#### [WHAT THE EXERCISE ASKS]
The string "icon" appears in some lines of the entries that follow; copy each such line.

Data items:

=== Section Start ===

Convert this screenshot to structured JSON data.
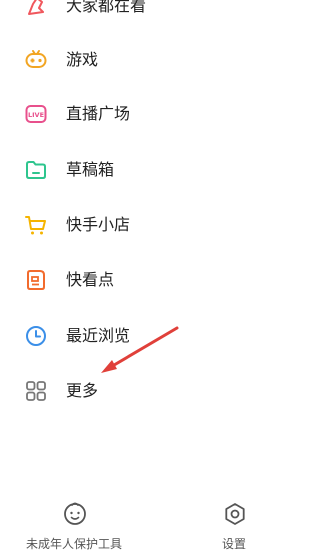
{
  "menu": {
    "items": [
      {
        "label": "大家都在看",
        "icon": "thumb-icon",
        "color": "#F0575D"
      },
      {
        "label": "游戏",
        "icon": "gamepad-icon",
        "color": "#F2A523"
      },
      {
        "label": "直播广场",
        "icon": "live-icon",
        "color": "#E8508C"
      },
      {
        "label": "草稿箱",
        "icon": "folder-icon",
        "color": "#2EC58E"
      },
      {
        "label": "快手小店",
        "icon": "cart-icon",
        "color": "#F5B400"
      },
      {
        "label": "快看点",
        "icon": "document-icon",
        "color": "#F26B2D"
      },
      {
        "label": "最近浏览",
        "icon": "clock-icon",
        "color": "#3B8FE8"
      },
      {
        "label": "更多",
        "icon": "grid-icon",
        "color": "#777777"
      }
    ]
  },
  "bottom": {
    "left_label": "未成年人保护工具",
    "right_label": "设置"
  },
  "annotation": {
    "arrow_color": "#E0403A"
  }
}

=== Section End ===

#### [WRITTEN RESPONSE]
        "icon": "thumb-icon",
        "icon": "gamepad-icon",
        "icon": "live-icon",
        "icon": "folder-icon",
        "icon": "cart-icon",
        "icon": "document-icon",
        "icon": "clock-icon",
        "icon": "grid-icon",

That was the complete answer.